◆ **WHAT YOU ARE ASKED TO DO**
The entries below are to be returned as written, with all pictures dropped.

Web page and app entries
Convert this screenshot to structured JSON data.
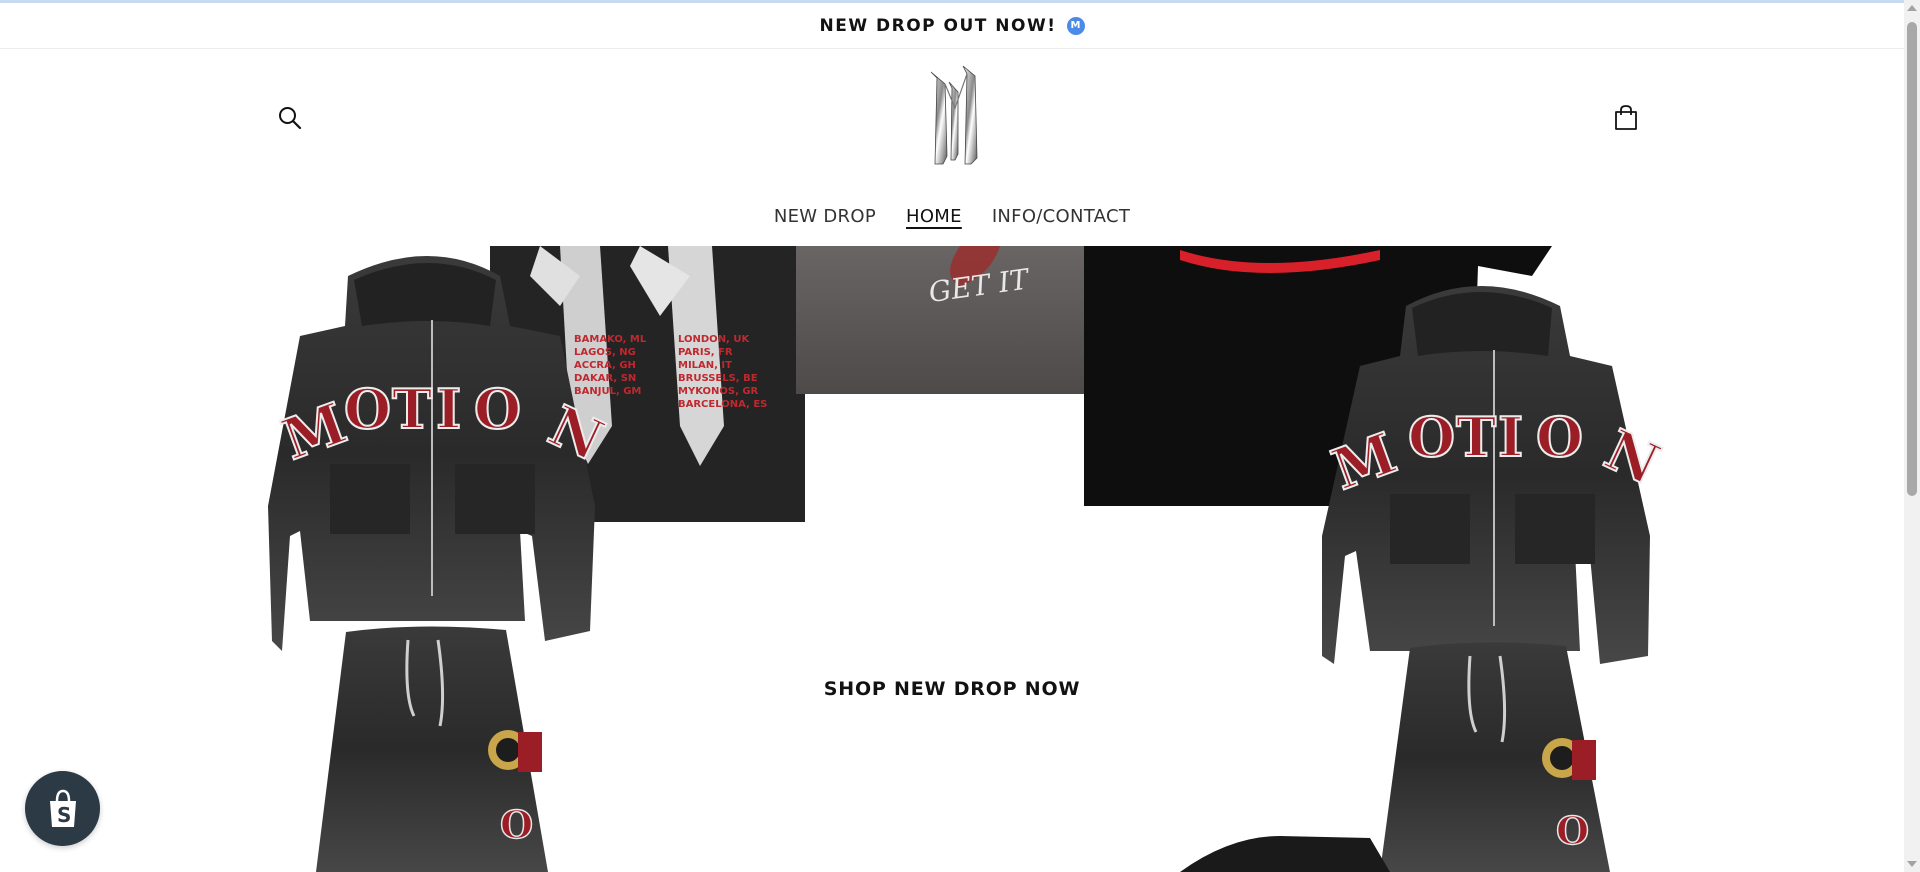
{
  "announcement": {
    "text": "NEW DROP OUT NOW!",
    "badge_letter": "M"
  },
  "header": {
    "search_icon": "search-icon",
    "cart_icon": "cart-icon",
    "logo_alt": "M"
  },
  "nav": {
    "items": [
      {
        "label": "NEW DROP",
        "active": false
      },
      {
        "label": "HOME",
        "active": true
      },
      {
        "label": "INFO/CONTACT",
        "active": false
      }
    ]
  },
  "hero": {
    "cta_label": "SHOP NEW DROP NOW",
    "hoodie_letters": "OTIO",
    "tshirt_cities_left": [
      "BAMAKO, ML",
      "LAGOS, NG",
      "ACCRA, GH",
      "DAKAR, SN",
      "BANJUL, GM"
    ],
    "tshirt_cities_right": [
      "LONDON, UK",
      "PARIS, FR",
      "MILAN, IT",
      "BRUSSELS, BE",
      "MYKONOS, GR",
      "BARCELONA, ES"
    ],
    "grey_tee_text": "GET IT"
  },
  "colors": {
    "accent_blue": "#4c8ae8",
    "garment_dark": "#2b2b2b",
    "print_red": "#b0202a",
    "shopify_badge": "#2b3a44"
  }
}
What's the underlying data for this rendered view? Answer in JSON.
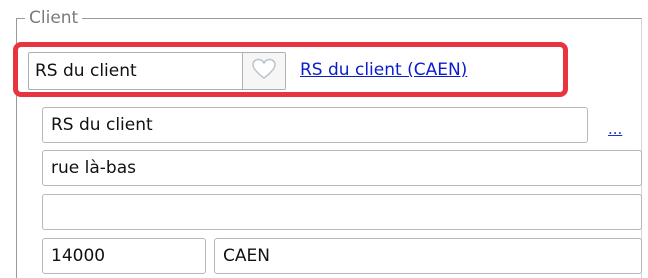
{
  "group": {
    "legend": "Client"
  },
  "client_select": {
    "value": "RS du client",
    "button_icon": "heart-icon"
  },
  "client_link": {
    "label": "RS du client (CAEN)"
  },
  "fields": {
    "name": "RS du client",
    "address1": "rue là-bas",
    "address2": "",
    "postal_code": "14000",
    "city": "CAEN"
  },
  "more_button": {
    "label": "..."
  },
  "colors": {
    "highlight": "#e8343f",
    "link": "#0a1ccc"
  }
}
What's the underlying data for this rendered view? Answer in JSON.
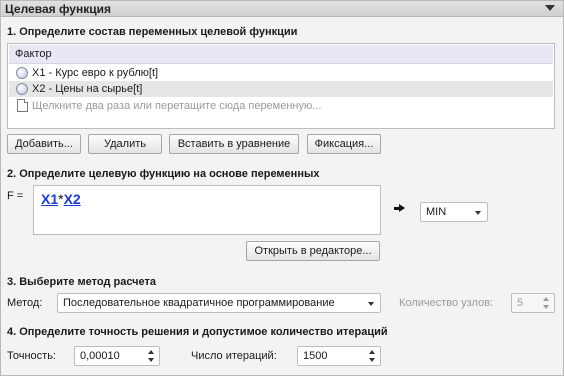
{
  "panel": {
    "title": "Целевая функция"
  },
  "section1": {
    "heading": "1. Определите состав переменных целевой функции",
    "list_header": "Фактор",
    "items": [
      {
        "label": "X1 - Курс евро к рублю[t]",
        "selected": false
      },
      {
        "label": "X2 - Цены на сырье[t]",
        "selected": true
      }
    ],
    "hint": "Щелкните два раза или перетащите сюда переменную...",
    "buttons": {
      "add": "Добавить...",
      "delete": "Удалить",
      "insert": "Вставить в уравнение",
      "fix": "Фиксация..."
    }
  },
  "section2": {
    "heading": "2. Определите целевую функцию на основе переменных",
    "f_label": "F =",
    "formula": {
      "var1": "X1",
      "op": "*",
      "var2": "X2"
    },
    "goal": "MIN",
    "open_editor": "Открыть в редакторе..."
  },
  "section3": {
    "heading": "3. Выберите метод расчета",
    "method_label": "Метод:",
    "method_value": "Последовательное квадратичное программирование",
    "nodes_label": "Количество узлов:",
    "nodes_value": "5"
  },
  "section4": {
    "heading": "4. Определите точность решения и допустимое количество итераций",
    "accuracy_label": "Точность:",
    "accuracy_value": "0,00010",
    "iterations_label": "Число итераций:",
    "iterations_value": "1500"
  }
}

◆ **REPLY**
Convert this screenshot to structured JSON data.
{
  "announcement": {
    "text": "NEW DROP OUT NOW!",
    "badge_letter": "M"
  },
  "header": {
    "search_icon": "search-icon",
    "cart_icon": "cart-icon",
    "logo_alt": "M"
  },
  "nav": {
    "items": [
      {
        "label": "NEW DROP",
        "active": false
      },
      {
        "label": "HOME",
        "active": true
      },
      {
        "label": "INFO/CONTACT",
        "active": false
      }
    ]
  },
  "hero": {
    "cta_label": "SHOP NEW DROP NOW",
    "hoodie_letters": "OTIO",
    "tshirt_cities_left": [
      "BAMAKO, ML",
      "LAGOS, NG",
      "ACCRA, GH",
      "DAKAR, SN",
      "BANJUL, GM"
    ],
    "tshirt_cities_right": [
      "LONDON, UK",
      "PARIS, FR",
      "MILAN, IT",
      "BRUSSELS, BE",
      "MYKONOS, GR",
      "BARCELONA, ES"
    ],
    "grey_tee_text": "GET IT"
  },
  "colors": {
    "accent_blue": "#4c8ae8",
    "garment_dark": "#2b2b2b",
    "print_red": "#b0202a",
    "shopify_badge": "#2b3a44"
  }
}
What's the underlying data for this rendered view? Answer in JSON.
{
  "group": {
    "legend": "Client"
  },
  "client_select": {
    "value": "RS du client",
    "button_icon": "heart-icon"
  },
  "client_link": {
    "label": "RS du client (CAEN)"
  },
  "fields": {
    "name": "RS du client",
    "address1": "rue là-bas",
    "address2": "",
    "postal_code": "14000",
    "city": "CAEN"
  },
  "more_button": {
    "label": "..."
  },
  "colors": {
    "highlight": "#e8343f",
    "link": "#0a1ccc"
  }
}
What's the underlying data for this rendered view? Answer in JSON.
{
  "panel": {
    "title": "Целевая функция"
  },
  "section1": {
    "heading": "1. Определите состав переменных целевой функции",
    "list_header": "Фактор",
    "items": [
      {
        "label": "X1 - Курс евро к рублю[t]",
        "selected": false
      },
      {
        "label": "X2 - Цены на сырье[t]",
        "selected": true
      }
    ],
    "hint": "Щелкните два раза или перетащите сюда переменную...",
    "buttons": {
      "add": "Добавить...",
      "delete": "Удалить",
      "insert": "Вставить в уравнение",
      "fix": "Фиксация..."
    }
  },
  "section2": {
    "heading": "2. Определите целевую функцию на основе переменных",
    "f_label": "F =",
    "formula": {
      "var1": "X1",
      "op": "*",
      "var2": "X2"
    },
    "goal": "MIN",
    "open_editor": "Открыть в редакторе..."
  },
  "section3": {
    "heading": "3. Выберите метод расчета",
    "method_label": "Метод:",
    "method_value": "Последовательное квадратичное программирование",
    "nodes_label": "Количество узлов:",
    "nodes_value": "5"
  },
  "section4": {
    "heading": "4. Определите точность решения и допустимое количество итераций",
    "accuracy_label": "Точность:",
    "accuracy_value": "0,00010",
    "iterations_label": "Число итераций:",
    "iterations_value": "1500"
  }
}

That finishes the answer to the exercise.